argument for using indexes only, and no constraints, is that if you want
to change an index, CREATE INDEX offers WITH DROP_EXISTING, which you
cannot - as far as I know - apply to a constraint.


Yes you can. Someone corrected me on that one a while ago. You can
recreate the unique index underlying a PRIMARY KEY or UNIQUE constraint,
as long as you don't change from clustered to nonclustered (and vice
versa). So for example, if you want to move a table to a different
filegroup you can do this be recreating the index with WITH
DROP_EXISTING.


Hm, testing I find that I can use CREATE INDEX on the constraint, but
only if I don't change the columns in it. That's fine if I would like to
change the filegroup (but I never want to, because I am not that
advanced to use filegroups), but not if I need to add or remove a
column from the constraint.

So why would you want to add/remove a column from a constraint? Of course,
it happens, but with a somewhat stable data model, it should be rare. But
adding or removing a column from an index to make it covering, or more
effecient is more likely. Moral: use constraints when it describes your
data. Accidental uniqueness (becuse the PK is included), should be in an
index.

--
Erland Sommarskog, SQL Server MVP, es****@sommarskog.se

Books Online for SQL Server SP3 at
http://www.microsoft.com/sql/techinf...2000/books.asp
Jul 20 '05 #6

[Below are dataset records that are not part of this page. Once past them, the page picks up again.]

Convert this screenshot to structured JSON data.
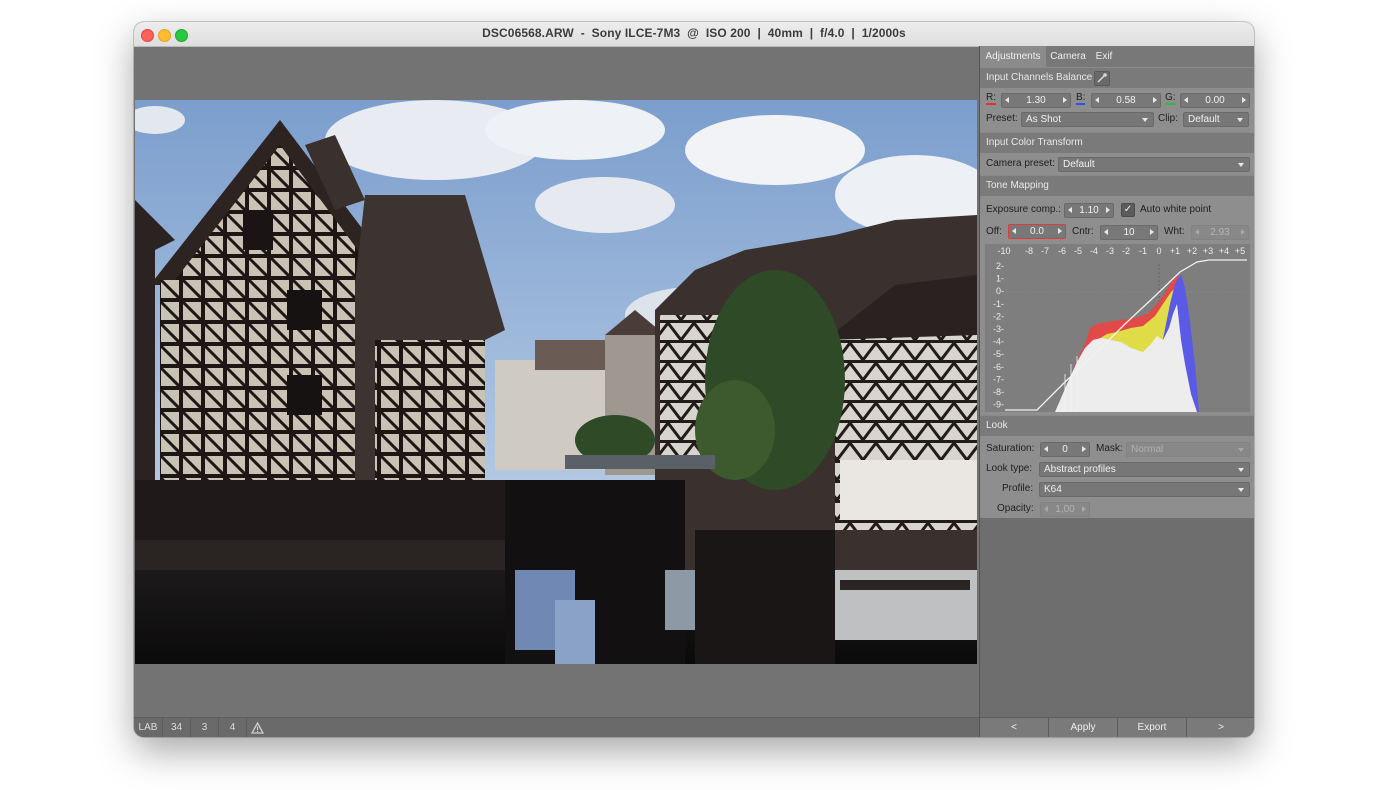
{
  "window": {
    "title": "DSC06568.ARW  -  Sony ILCE-7M3  @  ISO 200  |  40mm  |  f/4.0  |  1/2000s"
  },
  "statusbar": {
    "items": [
      "LAB",
      "34",
      "3",
      "4"
    ],
    "warning_icon": "warning-triangle-icon"
  },
  "tabs": [
    {
      "label": "Adjustments",
      "active": true
    },
    {
      "label": "Camera",
      "active": false
    },
    {
      "label": "Exif",
      "active": false
    }
  ],
  "input_channels": {
    "header": "Input Channels Balance",
    "picker_icon": "eyedropper-icon",
    "r_label": "R:",
    "r_value": "1.30",
    "b_label": "B:",
    "b_value": "0.58",
    "g_label": "G:",
    "g_value": "0.00",
    "preset_label": "Preset:",
    "preset_value": "As Shot",
    "clip_label": "Clip:",
    "clip_value": "Default"
  },
  "input_color_transform": {
    "header": "Input Color Transform",
    "camera_preset_label": "Camera preset:",
    "camera_preset_value": "Default"
  },
  "tone_mapping": {
    "header": "Tone Mapping",
    "exposure_label": "Exposure comp.:",
    "exposure_value": "1.10",
    "auto_white_label": "Auto white point",
    "auto_white_checked": true,
    "off_label": "Off:",
    "off_value": "0.0",
    "cntr_label": "Cntr:",
    "cntr_value": "10",
    "wht_label": "Wht:",
    "wht_value": "2.93",
    "x_ticks": [
      "-10",
      "-8",
      "-7",
      "-6",
      "-5",
      "-4",
      "-3",
      "-2",
      "-1",
      "0",
      "+1",
      "+2",
      "+3",
      "+4",
      "+5"
    ],
    "y_ticks": [
      "2-",
      "1-",
      "0-",
      "-1-",
      "-2-",
      "-3-",
      "-4-",
      "-5-",
      "-6-",
      "-7-",
      "-8-",
      "-9-"
    ]
  },
  "look": {
    "header": "Look",
    "saturation_label": "Saturation:",
    "saturation_value": "0",
    "mask_label": "Mask:",
    "mask_value": "Normal",
    "look_type_label": "Look type:",
    "look_type_value": "Abstract profiles",
    "profile_label": "Profile:",
    "profile_value": "K64",
    "opacity_label": "Opacity:",
    "opacity_value": "1,00"
  },
  "bottom_buttons": [
    "<",
    "Apply",
    "Export",
    ">"
  ]
}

This discussion thread is closed

Replies have been disabled for this discussion.